In my later teens/early twenties, I used to wonder why God allowed barrenness to enter my life the way it did.  There were many times when my search for an answer that made sense seemed to end in even more confusion.  People would tell me that God wouldn’t put anything in my life that I wasn’t strong enough to handle.  While these words were meant to be comforting, they were not.  I didn’t want to be strong enough.  I wanted to be a parent.

Who wants to be strong enough to handle infertility anyway?  

I’ve been thinking about the saying referenced above all day, and have come to the conclusion that we may have it backwards.  We may think that God needs to be able to trust us.  I don’t think He does.  I believe He desires for us to trust Him, and to step out in faith during the hardships.  The blessings and the heart-breaks we receive in life are not based on the condition of whether we are worthy of being trusted.

In 2007, while fostering our son, I was overcome by so much doubt about my role as a foster parent, the struggle with not knowing what would happen in the future, and the failure to believe that I could be strong enough to handle the potential heartbreak of losing the precious baby we had come to love so much.  I knew that there were some very important decisions that needed to be made.  I knew that the professional team involved had to carefully consider reunification with the birth parents, and possible placement with a relative; still yet, I longed for an answer that was marred by the juvenile justice system and time.  It was not black and white.  We were living in the gray.

During this time, I went to my pastor, and asked him a question that pastors may cringe when being asked.  “Why does it feel like God is always testing me? Have I not proven to be faithful?”, I asked with tears rolling down my cheeks.  There I was, slumped down in the chair, with tear-stained cheeks, and the look of longing written all over my face.  He sat back in his chair, let out a gentle sigh, put his hands together as if he was about to pray, and then said,

“Caroline, God is who created you.  He is the one who set your limits.  He would never put you in a position that would push you past the limits He has already established for you.”

I sat there for a moment, examining his face and his words.  I allowed them to soak into me.  His words were like lightning to my thoughts.  They broke through the darkness of where my mind had been taking me, and in a flash, I realized that it is not about if God trusts me during hardships, but whether or not I trusted Him.

These words buried themselves into my heart, and I carried them with me for the remainder of my foster care and adoption journey.  Even now, I am reminded of this when facing situations that appear to be pushing me towards an edge that I fear falling off of.  I think of them when exhausted, when worried, and when struggling to make hard decisions.

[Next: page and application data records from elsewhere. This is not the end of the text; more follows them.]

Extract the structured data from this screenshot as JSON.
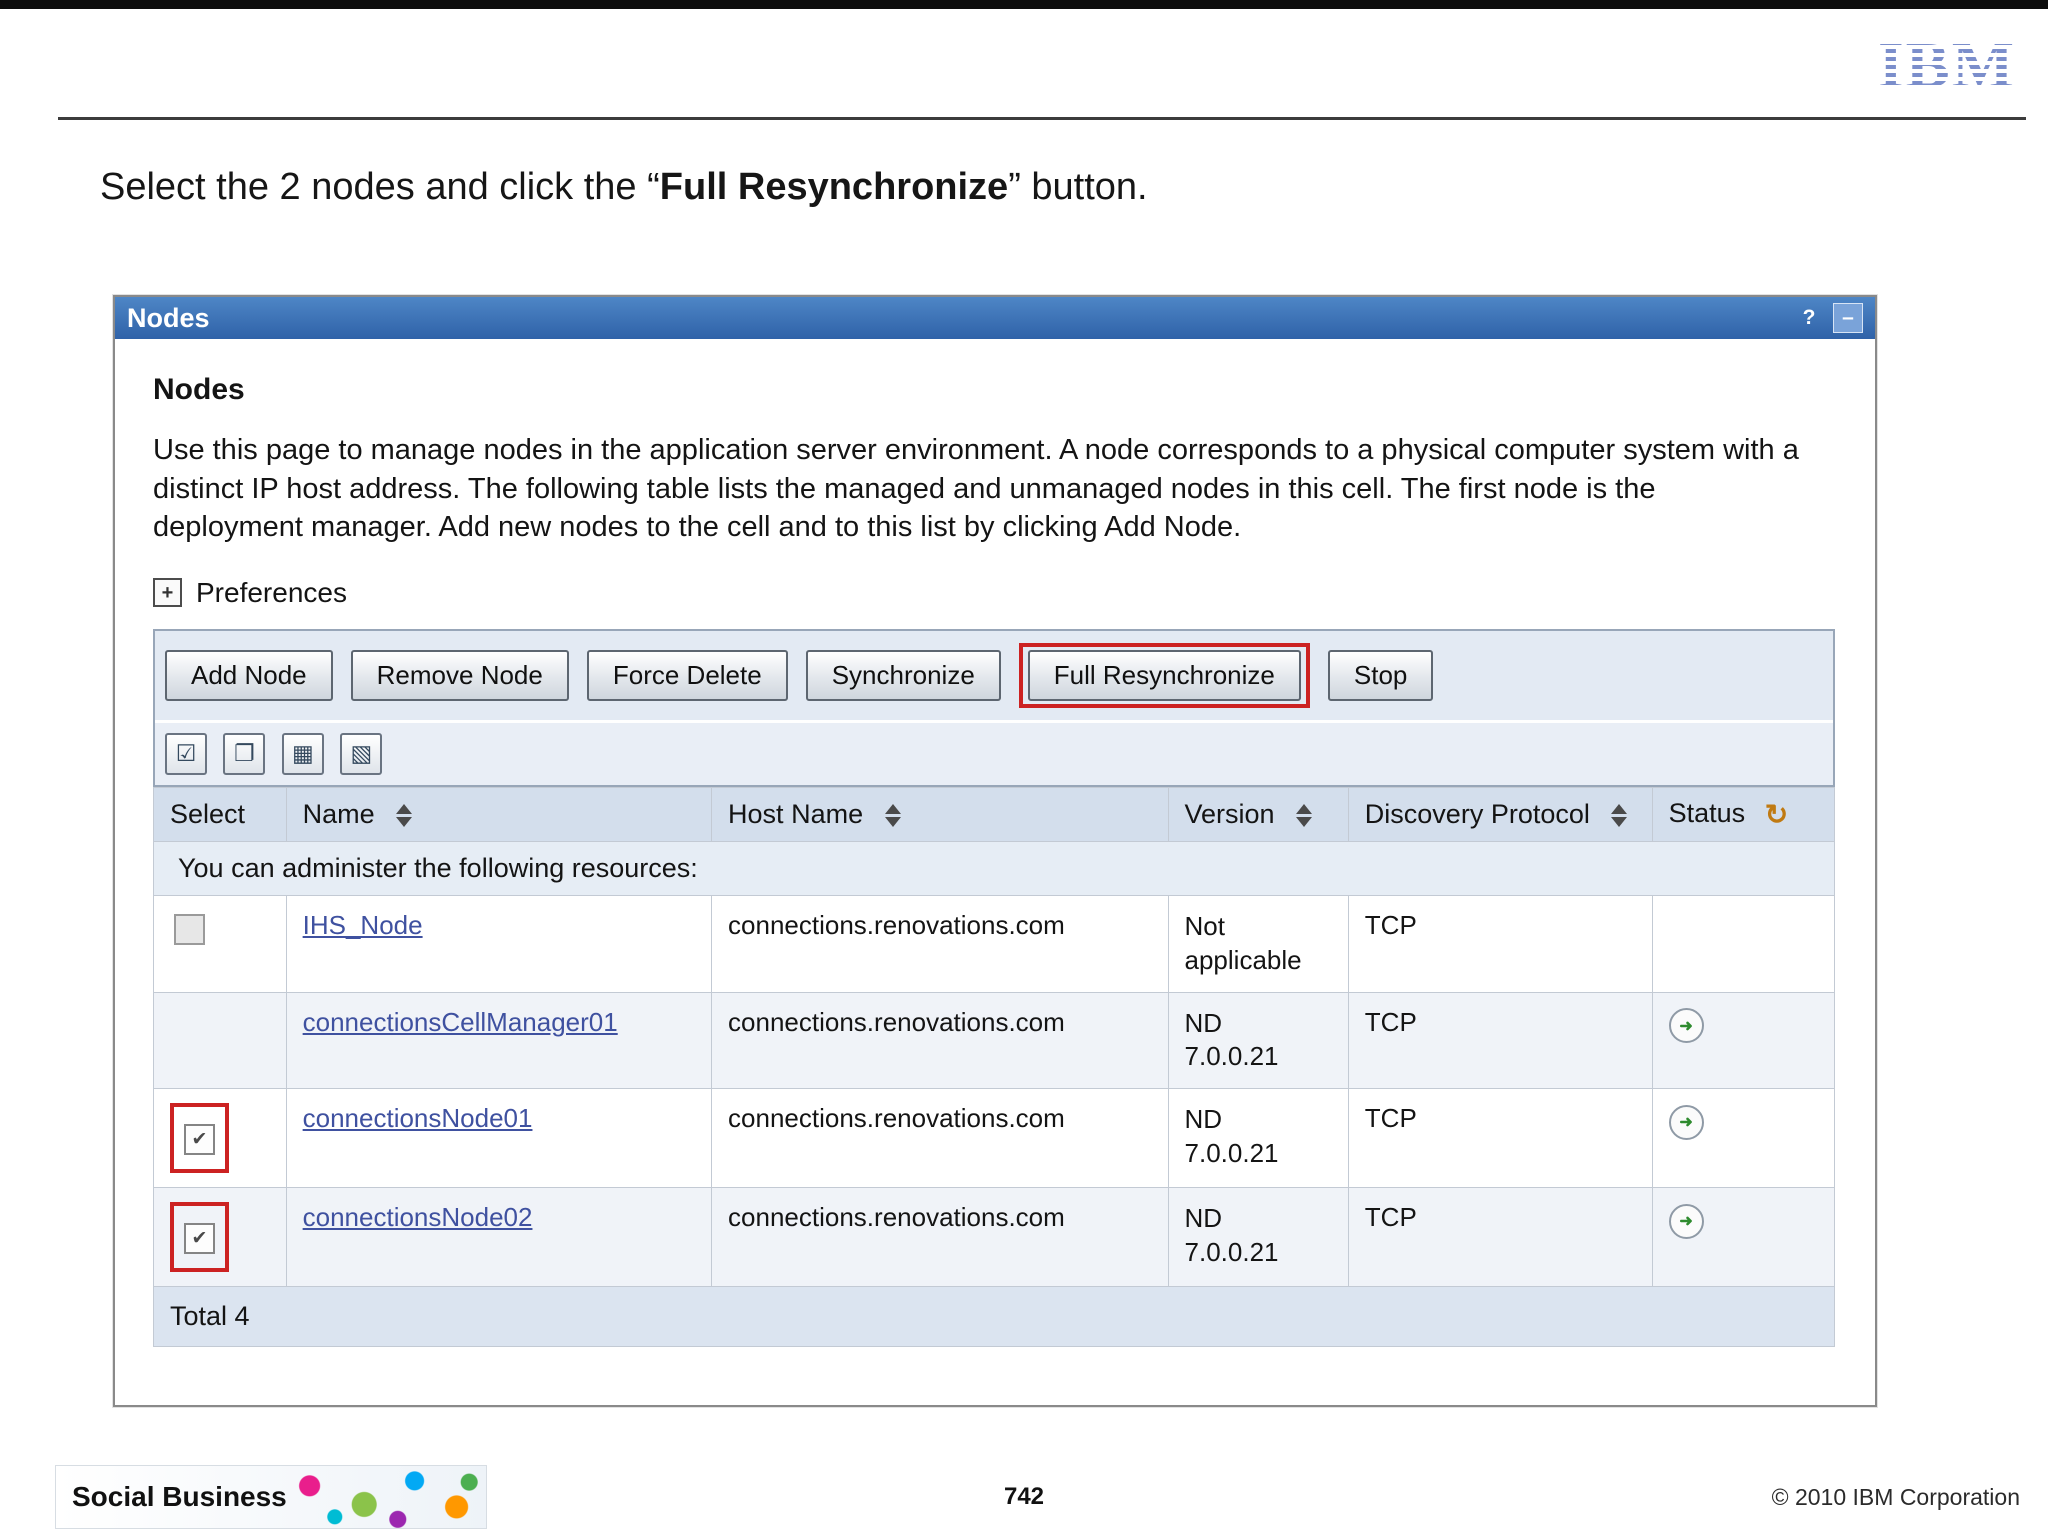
{
  "slide": {
    "ibm_logo": "IBM",
    "title_prefix": "Select the 2 nodes and click the “",
    "title_bold": "Full Resynchronize",
    "title_suffix": "” button.",
    "footer": {
      "brand": "Social Business",
      "page_number": "742",
      "copyright": "© 2010 IBM Corporation"
    }
  },
  "icons": {
    "help": "?",
    "minimize": "–",
    "expand": "+",
    "check": "✔",
    "refresh": "↻",
    "status_arrow": "➜",
    "select_all": "☑",
    "deselect_all": "❐",
    "show_filter": "▦",
    "clear_filter": "▧"
  },
  "panel": {
    "titlebar_title": "Nodes",
    "heading": "Nodes",
    "description": "Use this page to manage nodes in the application server environment. A node corresponds to a physical computer system with a distinct IP host address. The following table lists the managed and unmanaged nodes in this cell. The first node is the deployment manager. Add new nodes to the cell and to this list by clicking Add Node.",
    "preferences_label": "Preferences",
    "buttons": [
      "Add Node",
      "Remove Node",
      "Force Delete",
      "Synchronize",
      "Full Resynchronize",
      "Stop"
    ],
    "highlighted_button": "Full Resynchronize",
    "accent_colors": {
      "titlebar_blue": "#3a72b9",
      "highlight_red": "#cc2222",
      "link_blue": "#3f51a0"
    },
    "table": {
      "columns": [
        "Select",
        "Name",
        "Host Name",
        "Version",
        "Discovery Protocol",
        "Status"
      ],
      "admin_caption": "You can administer the following resources:",
      "rows": [
        {
          "checkbox": "unchecked",
          "name": "IHS_Node",
          "host": "connections.renovations.com",
          "version": [
            "Not",
            "applicable"
          ],
          "protocol": "TCP",
          "status": false,
          "highlighted": false
        },
        {
          "checkbox": "none",
          "name": "connectionsCellManager01",
          "host": "connections.renovations.com",
          "version": [
            "ND",
            "7.0.0.21"
          ],
          "protocol": "TCP",
          "status": true,
          "highlighted": false
        },
        {
          "checkbox": "checked",
          "name": "connectionsNode01",
          "host": "connections.renovations.com",
          "version": [
            "ND",
            "7.0.0.21"
          ],
          "protocol": "TCP",
          "status": true,
          "highlighted": true
        },
        {
          "checkbox": "checked",
          "name": "connectionsNode02",
          "host": "connections.renovations.com",
          "version": [
            "ND",
            "7.0.0.21"
          ],
          "protocol": "TCP",
          "status": true,
          "highlighted": true
        }
      ],
      "total": "Total 4"
    }
  }
}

If you are facing infertility, or hardships right now in your life, picture yourself being molded and shaped by the most loving Hands.  Picture those Hands drawing your world around you, illustrating and scripting each step of your day; and each moment, both big and small, of your life.  Imagine glorified Breath whispering words of hope into the air you breathe in.  Imagine a Father walking in front, beside, and behind you throughout your life.

This Father…THE Father…is not in the business of setting traps.  He does not wish for you to fall off the edge.  The next time you are facing a difficult moment in life, picture God wrapping around you.  You are His blessed creation.  He knows your limits because He is the one who created them.

Maybe during difficult times, we should all practice saying,

“I know God wouldn’t give me more than I can handle, I just need to trust Him more.”

Sounds a bit different, doesn’t it?

Do you not know? Have you not heard? The LORD is the everlasting God, the Creator of the ends of the earth. He will not grow tired or weary, and his understanding no one can fathom.  He gives strength to the weary and increases the power of the weak.  Even youths grow tired and weary, and young men stumble and fall;  but those who hope in the LORD will renew their strength. They will soar on wings like eagles; they will run and not grow weary, they will walk and not be faint. -Isaiah 40:28-31